___ RECORDS SHOWN ___
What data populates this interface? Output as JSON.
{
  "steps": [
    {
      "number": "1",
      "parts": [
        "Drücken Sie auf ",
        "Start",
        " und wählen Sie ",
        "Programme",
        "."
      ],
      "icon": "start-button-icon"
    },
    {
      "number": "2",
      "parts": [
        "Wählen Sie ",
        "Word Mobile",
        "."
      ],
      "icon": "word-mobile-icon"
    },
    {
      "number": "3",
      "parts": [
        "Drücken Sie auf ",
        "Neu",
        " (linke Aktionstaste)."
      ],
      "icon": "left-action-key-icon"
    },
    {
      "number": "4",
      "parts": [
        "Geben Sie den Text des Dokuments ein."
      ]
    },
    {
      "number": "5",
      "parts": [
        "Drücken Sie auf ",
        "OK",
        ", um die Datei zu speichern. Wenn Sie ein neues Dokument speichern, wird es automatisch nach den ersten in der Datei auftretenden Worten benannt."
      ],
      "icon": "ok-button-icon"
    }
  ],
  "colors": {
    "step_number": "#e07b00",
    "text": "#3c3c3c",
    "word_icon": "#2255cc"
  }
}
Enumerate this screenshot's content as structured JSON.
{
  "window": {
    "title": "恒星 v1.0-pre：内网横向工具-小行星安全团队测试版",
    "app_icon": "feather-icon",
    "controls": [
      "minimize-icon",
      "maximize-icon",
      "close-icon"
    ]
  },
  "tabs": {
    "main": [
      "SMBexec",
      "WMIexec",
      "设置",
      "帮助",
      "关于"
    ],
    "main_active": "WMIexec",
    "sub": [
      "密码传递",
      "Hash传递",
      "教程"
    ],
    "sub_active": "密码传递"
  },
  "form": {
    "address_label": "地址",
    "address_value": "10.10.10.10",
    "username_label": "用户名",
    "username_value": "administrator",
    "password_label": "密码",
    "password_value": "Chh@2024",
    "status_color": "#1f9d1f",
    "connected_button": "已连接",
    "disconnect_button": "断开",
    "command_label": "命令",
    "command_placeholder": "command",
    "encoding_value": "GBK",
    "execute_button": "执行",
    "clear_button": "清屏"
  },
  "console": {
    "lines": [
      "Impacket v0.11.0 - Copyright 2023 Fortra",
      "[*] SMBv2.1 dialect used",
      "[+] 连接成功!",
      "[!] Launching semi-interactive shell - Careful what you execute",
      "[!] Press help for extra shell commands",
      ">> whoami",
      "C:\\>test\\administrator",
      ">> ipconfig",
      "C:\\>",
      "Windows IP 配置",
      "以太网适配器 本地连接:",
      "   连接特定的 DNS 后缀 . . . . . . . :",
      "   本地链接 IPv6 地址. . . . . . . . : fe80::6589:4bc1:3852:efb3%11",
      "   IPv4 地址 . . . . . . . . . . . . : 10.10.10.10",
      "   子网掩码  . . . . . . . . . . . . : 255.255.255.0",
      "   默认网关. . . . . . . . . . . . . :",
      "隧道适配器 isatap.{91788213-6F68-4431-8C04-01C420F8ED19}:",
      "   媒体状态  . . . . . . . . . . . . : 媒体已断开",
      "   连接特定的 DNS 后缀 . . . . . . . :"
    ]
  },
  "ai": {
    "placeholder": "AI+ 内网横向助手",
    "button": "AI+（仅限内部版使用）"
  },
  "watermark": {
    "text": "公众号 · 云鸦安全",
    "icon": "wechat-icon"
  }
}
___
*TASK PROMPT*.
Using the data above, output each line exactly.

*FINISHED EXERCISE*.
What data populates this interface? Output as JSON.
{
  "steps": [
    {
      "number": "1",
      "parts": [
        "Drücken Sie auf ",
        "Start",
        " und wählen Sie ",
        "Programme",
        "."
      ],
      "icon": "start-button-icon"
    },
    {
      "number": "2",
      "parts": [
        "Wählen Sie ",
        "Word Mobile",
        "."
      ],
      "icon": "word-mobile-icon"
    },
    {
      "number": "3",
      "parts": [
        "Drücken Sie auf ",
        "Neu",
        " (linke Aktionstaste)."
      ],
      "icon": "left-action-key-icon"
    },
    {
      "number": "4",
      "parts": [
        "Geben Sie den Text des Dokuments ein."
      ]
    },
    {
      "number": "5",
      "parts": [
        "Drücken Sie auf ",
        "OK",
        ", um die Datei zu speichern. Wenn Sie ein neues Dokument speichern, wird es automatisch nach den ersten in der Datei auftretenden Worten benannt."
      ],
      "icon": "ok-button-icon"
    }
  ],
  "colors": {
    "step_number": "#e07b00",
    "text": "#3c3c3c",
    "word_icon": "#2255cc"
  }
}
Enumerate this screenshot's content as structured JSON.
{
  "window": {
    "title": "恒星 v1.0-pre：内网横向工具-小行星安全团队测试版",
    "app_icon": "feather-icon",
    "controls": [
      "minimize-icon",
      "maximize-icon",
      "close-icon"
    ]
  },
  "tabs": {
    "main": [
      "SMBexec",
      "WMIexec",
      "设置",
      "帮助",
      "关于"
    ],
    "main_active": "WMIexec",
    "sub": [
      "密码传递",
      "Hash传递",
      "教程"
    ],
    "sub_active": "密码传递"
  },
  "form": {
    "address_label": "地址",
    "address_value": "10.10.10.10",
    "username_label": "用户名",
    "username_value": "administrator",
    "password_label": "密码",
    "password_value": "Chh@2024",
    "status_color": "#1f9d1f",
    "connected_button": "已连接",
    "disconnect_button": "断开",
    "command_label": "命令",
    "command_placeholder": "command",
    "encoding_value": "GBK",
    "execute_button": "执行",
    "clear_button": "清屏"
  },
  "console": {
    "lines": [
      "Impacket v0.11.0 - Copyright 2023 Fortra",
      "[*] SMBv2.1 dialect used",
      "[+] 连接成功!",
      "[!] Launching semi-interactive shell - Careful what you execute",
      "[!] Press help for extra shell commands",
      ">> whoami",
      "C:\\>test\\administrator",
      ">> ipconfig",
      "C:\\>",
      "Windows IP 配置",
      "以太网适配器 本地连接:",
      "   连接特定的 DNS 后缀 . . . . . . . :",
      "   本地链接 IPv6 地址. . . . . . . . : fe80::6589:4bc1:3852:efb3%11",
      "   IPv4 地址 . . . . . . . . . . . . : 10.10.10.10",
      "   子网掩码  . . . . . . . . . . . . : 255.255.255.0",
      "   默认网关. . . . . . . . . . . . . :",
      "隧道适配器 isatap.{91788213-6F68-4431-8C04-01C420F8ED19}:",
      "   媒体状态  . . . . . . . . . . . . : 媒体已断开",
      "   连接特定的 DNS 后缀 . . . . . . . :"
    ]
  },
  "ai": {
    "placeholder": "AI+ 内网横向助手",
    "button": "AI+（仅限内部版使用）"
  },
  "watermark": {
    "text": "公众号 · 云鸦安全",
    "icon": "wechat-icon"
  }
}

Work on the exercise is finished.